An experienced big data architect or reseller can assist with a design strategy that takes into consideration the SMB’s current enterprise infrastructure and big data storage needs. The goal is to design an infrastructure that doesn’t box you into a corner, that delivers big data ROI, and that lays the groundwork for future projects and big data growth.

Expanding Options With Object Storage

SMBs are going to have various types of data storage systems to handle business computing and backup. A big data storage strategy has to be able to eliminate the barriers between data silos in order to access these data storage pools for big data analysis. Let’s consider some of the most common types of data storage:

  • Direct-attached storage (DAS) – Data storage attached directly to a PC or server, usually using a USB peripheral port.
  • Network-attached storage (NAS) – A storage device connected directly to the network. Like a file server, it accepts multiple storage drivers using RAID for redundancy.
  • Online storage – Cloud services for data storage. Note that there are cloud data pools for active data storage, and there are cloud storage services specifically designed for archiving cold data, which present their own issues for big data access.
  • Private cloud – A proprietary implementation of cloud data storage that offers the same flexibility as cloud services but without having to leave sensitive data in the hands of third-party cloud vendors.

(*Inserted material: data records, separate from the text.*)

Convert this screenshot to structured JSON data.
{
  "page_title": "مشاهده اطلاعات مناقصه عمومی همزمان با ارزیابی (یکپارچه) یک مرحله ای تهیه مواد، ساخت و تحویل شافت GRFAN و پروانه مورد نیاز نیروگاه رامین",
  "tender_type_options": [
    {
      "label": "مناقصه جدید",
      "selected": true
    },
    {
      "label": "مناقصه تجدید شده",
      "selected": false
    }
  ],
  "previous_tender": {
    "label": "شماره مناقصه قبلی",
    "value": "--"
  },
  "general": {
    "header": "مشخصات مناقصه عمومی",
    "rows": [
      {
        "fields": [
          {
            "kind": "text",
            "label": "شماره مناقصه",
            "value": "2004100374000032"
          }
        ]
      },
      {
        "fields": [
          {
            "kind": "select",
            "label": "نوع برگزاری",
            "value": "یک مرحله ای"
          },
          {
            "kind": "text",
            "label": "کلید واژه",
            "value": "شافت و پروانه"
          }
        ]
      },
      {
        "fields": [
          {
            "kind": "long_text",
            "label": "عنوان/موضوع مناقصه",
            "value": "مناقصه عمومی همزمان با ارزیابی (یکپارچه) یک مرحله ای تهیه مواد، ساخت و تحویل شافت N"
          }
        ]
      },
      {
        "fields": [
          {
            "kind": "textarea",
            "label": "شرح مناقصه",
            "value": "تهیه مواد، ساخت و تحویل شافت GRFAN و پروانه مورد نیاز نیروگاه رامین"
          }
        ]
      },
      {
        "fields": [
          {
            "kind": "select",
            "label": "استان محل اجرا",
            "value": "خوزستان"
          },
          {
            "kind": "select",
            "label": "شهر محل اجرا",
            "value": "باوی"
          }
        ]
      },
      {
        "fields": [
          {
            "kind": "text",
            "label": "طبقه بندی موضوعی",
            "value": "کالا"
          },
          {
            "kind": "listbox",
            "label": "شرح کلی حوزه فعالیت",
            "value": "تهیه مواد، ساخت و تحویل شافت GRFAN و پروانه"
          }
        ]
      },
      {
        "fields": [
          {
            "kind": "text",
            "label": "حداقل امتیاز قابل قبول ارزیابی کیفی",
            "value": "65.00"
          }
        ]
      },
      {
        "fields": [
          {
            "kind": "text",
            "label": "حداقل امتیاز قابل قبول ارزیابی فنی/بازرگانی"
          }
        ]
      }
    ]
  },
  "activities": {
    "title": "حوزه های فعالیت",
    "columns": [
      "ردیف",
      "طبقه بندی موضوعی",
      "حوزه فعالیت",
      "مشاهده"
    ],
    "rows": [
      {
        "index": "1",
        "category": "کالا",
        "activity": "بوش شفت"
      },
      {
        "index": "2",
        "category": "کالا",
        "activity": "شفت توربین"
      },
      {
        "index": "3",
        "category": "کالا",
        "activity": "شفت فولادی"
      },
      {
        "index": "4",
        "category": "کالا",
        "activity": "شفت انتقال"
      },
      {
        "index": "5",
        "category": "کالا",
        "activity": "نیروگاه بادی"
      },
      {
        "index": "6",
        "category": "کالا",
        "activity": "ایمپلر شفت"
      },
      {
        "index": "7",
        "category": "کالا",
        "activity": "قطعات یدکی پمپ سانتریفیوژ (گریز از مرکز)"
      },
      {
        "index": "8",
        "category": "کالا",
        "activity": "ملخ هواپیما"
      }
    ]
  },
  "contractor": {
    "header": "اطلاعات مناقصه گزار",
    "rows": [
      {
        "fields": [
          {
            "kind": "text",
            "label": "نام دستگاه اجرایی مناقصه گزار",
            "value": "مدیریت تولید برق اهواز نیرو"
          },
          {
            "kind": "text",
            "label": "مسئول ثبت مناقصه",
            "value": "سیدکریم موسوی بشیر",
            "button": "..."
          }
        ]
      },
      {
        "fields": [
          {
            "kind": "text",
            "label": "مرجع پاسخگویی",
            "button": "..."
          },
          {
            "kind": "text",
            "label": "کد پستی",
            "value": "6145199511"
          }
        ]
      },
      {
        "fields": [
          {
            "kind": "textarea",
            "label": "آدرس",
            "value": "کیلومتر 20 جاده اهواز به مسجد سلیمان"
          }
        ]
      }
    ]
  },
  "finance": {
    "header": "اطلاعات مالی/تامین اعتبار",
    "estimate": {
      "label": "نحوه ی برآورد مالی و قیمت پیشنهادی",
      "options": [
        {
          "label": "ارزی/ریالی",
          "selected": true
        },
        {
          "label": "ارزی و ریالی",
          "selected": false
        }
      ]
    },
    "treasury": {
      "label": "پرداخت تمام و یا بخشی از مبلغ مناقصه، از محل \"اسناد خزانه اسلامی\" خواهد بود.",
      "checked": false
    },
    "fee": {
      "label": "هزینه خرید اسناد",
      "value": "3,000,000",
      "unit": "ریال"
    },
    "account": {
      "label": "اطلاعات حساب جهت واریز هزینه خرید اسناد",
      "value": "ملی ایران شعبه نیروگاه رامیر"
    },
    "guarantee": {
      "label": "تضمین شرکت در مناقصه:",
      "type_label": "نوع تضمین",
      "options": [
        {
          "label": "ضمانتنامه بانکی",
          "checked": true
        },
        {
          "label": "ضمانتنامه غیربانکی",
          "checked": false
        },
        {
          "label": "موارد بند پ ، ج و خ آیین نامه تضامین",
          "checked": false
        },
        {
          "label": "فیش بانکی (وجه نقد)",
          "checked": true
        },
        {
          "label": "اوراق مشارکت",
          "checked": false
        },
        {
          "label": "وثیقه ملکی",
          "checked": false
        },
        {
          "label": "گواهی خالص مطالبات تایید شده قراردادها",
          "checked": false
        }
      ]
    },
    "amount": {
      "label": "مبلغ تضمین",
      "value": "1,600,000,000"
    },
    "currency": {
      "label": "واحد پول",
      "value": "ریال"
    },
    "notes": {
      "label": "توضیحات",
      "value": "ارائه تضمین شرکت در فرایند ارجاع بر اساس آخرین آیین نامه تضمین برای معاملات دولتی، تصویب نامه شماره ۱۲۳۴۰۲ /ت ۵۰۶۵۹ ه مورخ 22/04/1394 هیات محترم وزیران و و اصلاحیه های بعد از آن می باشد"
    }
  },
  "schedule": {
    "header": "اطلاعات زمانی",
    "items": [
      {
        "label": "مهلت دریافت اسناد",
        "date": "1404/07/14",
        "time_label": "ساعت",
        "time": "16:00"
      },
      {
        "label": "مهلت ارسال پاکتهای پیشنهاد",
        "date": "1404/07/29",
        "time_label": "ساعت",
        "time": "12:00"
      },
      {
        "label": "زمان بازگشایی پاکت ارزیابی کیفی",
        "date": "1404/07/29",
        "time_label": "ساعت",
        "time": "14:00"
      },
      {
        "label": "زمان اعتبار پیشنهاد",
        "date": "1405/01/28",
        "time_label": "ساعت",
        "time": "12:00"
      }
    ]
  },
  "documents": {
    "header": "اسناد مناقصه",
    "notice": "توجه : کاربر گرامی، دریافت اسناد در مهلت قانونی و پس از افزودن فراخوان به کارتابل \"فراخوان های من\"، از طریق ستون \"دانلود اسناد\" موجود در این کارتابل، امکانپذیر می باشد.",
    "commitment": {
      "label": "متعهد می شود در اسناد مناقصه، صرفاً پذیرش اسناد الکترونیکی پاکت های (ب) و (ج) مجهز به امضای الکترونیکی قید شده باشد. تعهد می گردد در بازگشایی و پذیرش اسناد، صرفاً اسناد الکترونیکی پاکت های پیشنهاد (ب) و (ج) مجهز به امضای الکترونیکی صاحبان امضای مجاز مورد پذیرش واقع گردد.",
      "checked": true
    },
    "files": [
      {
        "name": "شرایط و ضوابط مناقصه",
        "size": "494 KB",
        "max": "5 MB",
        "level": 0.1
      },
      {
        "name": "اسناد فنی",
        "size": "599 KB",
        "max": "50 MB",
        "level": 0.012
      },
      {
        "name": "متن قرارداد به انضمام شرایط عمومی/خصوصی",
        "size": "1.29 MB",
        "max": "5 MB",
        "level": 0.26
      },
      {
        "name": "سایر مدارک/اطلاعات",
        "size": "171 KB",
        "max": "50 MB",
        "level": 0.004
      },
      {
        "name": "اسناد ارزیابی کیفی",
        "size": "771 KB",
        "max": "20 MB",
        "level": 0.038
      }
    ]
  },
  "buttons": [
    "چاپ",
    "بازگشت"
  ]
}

Private cloud services have become more affordable and are now within economic reach of many SMBs.

All of these data storage options can be included as part of SMB big data storage, which means you need to apply the right technology in order to provide data access across all platforms for analytics.

Object data storage is increasingly being adopted for big data storage strategies. Rather than moving huge blocks of data around the network, object-based storage uses extended metadata to abstract the storage files. That way, analytics software can gather stored data without having to physically move the data files or know where the data is stored. Object-based storage is especially valuable for cloud computing, since it allows source files to be stored almost anywhere.

Ultimately, the goal of big data is to yield meaningful analytics, not to store more data. Using object storage, the data can reside anywhere, either on premise or in the cloud, and big data software can access the file, examine it, and release it using node-centralized storage rather than vast data pools.

Choosing the right data sources for big data analytics for SMBs is really a matter of closely defining the big data objectives. With a well-defined use case, you can determine the best combination of data storage solutions, blending existing servers and storage arrays with cloud storage. Then, by designing the right kind of analytics using tools such as object-based storage, SMBs can optimize their big data investment without spending a fortune to build their own data lake.

The reseller has a critical role in helping SMBs make the leap to big data. Resellers should use a small pilot project to show customers the potential returns from big data. Once they have their SMB customers hooked on the results, they will come back for more, and the big data infrastructure, including data storage, will expand to meet their growing big data needs.